The Franks' settlement inside the city walls was concentrated in the area surrounding the Church of the Holy Sepulcher, later on called the Patriarch's sector, and around Al-Haram Al-Sharif. Eastern Christians, particularly from Jordan, and including those remaining in Jerusalem or returning to it, lived in the Sa'diyyah neighborhood, known at the time as Al-Mashariqah (easterners) neighborhood, while other neighborhoods were left completely deserted. The number of Arminians living in the quarter named after them also increased, and later on, small neighborhoods emerged for ethnic European groups who resided in Jerusalem, such as the German, Spanish, Hungarian, Bulgarian, Greek, Georgian, and Brittanic neighborhoods, as well as others.
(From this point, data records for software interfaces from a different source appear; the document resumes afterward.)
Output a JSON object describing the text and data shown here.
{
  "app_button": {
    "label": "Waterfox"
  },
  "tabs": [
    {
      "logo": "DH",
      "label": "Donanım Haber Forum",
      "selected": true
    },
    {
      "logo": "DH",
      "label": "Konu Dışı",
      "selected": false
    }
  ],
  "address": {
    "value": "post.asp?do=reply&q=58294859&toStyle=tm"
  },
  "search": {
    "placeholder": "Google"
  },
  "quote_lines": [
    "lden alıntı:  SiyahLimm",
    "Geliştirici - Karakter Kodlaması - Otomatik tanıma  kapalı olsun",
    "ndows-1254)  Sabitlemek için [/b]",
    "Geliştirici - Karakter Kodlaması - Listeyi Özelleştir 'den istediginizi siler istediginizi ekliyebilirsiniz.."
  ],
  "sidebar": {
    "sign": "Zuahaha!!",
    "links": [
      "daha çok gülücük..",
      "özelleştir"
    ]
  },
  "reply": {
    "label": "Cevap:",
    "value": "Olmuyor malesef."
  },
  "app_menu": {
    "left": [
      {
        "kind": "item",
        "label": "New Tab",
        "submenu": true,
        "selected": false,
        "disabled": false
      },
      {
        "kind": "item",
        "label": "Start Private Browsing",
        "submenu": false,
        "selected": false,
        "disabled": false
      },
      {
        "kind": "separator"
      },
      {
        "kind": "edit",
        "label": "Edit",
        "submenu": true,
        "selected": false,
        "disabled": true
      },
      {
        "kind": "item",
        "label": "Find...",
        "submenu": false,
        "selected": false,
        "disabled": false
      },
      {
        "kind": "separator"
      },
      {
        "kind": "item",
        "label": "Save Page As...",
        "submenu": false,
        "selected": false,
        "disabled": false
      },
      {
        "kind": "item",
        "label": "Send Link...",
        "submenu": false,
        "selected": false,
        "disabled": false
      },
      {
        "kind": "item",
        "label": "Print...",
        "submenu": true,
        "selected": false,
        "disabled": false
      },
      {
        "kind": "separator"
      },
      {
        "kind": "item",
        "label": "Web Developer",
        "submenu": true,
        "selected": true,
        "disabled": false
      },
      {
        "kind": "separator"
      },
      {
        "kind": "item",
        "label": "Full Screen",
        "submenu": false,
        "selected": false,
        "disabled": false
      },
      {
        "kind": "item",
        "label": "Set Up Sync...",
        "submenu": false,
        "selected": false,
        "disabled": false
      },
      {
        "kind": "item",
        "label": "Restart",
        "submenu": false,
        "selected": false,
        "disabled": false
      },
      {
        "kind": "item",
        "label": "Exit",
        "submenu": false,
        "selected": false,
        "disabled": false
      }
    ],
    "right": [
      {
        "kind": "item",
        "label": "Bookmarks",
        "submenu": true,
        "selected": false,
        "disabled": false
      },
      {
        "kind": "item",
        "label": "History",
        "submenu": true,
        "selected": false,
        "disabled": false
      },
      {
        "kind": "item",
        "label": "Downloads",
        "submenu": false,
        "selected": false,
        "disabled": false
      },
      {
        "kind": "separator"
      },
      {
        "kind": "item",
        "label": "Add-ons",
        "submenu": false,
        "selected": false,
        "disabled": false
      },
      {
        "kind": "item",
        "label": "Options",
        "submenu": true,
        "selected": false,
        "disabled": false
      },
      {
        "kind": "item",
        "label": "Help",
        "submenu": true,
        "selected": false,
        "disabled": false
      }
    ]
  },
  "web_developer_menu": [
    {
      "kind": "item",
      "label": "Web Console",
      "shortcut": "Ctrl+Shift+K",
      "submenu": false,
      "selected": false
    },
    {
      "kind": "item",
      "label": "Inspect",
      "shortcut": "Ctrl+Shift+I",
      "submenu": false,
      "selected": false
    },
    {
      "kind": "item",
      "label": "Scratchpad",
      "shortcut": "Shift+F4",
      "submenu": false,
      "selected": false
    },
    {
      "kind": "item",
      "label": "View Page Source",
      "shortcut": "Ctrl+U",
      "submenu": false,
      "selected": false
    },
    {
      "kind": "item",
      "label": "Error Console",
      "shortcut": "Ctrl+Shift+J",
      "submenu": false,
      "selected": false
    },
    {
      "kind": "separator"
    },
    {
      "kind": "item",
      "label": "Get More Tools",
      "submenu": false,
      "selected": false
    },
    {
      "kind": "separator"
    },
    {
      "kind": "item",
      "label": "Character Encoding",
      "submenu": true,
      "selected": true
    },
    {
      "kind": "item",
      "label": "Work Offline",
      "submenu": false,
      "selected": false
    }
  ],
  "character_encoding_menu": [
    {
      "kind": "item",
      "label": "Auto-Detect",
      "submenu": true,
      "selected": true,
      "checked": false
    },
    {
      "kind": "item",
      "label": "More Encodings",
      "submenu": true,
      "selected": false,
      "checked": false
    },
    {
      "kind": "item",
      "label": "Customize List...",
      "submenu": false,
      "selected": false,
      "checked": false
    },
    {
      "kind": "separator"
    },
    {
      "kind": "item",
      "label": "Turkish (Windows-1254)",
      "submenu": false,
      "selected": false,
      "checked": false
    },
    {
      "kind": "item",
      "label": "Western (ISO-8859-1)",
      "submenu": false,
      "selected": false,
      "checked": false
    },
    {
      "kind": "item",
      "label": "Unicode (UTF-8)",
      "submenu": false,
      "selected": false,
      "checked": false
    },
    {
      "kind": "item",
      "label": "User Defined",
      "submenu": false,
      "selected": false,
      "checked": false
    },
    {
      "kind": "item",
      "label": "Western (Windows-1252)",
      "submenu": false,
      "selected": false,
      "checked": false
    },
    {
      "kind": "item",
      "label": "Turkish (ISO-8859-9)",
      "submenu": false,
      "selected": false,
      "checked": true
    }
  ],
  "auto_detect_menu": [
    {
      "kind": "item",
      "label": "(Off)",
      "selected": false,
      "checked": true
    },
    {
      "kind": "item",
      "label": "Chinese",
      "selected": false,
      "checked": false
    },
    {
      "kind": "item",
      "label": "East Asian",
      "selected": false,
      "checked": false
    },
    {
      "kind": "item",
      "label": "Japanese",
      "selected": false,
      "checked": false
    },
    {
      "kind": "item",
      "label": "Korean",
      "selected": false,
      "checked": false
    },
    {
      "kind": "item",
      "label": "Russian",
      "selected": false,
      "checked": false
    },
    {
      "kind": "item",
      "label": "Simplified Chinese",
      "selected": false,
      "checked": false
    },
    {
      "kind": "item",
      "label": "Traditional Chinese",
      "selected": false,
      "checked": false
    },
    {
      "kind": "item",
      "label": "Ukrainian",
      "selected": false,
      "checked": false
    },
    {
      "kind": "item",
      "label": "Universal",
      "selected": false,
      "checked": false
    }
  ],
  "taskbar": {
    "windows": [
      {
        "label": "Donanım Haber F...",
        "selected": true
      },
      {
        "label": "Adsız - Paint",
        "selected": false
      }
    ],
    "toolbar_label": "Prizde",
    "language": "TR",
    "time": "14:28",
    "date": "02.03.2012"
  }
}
A neighborhood, in this context, may simply be a church, a hostel, and a few buildings surrounding them.
The population of Jerusalem towards the end of the Franks' period reached about ten thousand, and the population of the Armenian quarter increased gradually. Frank activity included building churches and convents, in addition to a large number of hostels to accommodate the new arrivals, who came in incessant waveswhich did not abate until two centuries later, in addition to the pilgrimage movement which also increased in pace. It also included rebuilding large sections of the Church of the Holy Sepulcher and the St. Anne's Church (Al-Salahiyyah School), in addition to dozens of churches inside and outside the city walls. In fact, the Franks paid much attention to the city Souqs (markets), rebuilding some of them, and adding new ones, in order to activate the economy and to fulfill the ever-increasing requirements of the Christian pilgrims. It may be considered that the size of the Old City, with some minor Ottoman changes, was settled during this period.
The fall of Jerusalem caused a great deal of bitterness throughout the Islamic world, with residents of Jerusalem, together with refugees from all of Palestine, who fled the invasion and the killing, travelling throughout the Muslim countries provoking people to retrieve Jerusalem. As a result, a struggle movement was crystallized by Al-Zinki clan (EmadEddin and NourEddin), which eventually produced Salah Eddin Al-Ayyoubi, who stood before the walls of Jerusalem in 1187 AD after he vanquished the Franks in the Battle of Hiitin.
Jerusalem surrendered to Salah Eddin Al-Ayyoubi after 88 years of continued crusader control. He allowed its Franks residents to leave with their belongings, after paying a ransom, while he allowed Eastern Christians to stay. This had extensive repercussions around the Muslim world, particularly in Baghdad, where the Abbasid caliph was, and was widely celebrated, officially and at the popular levels in all Islamic regions.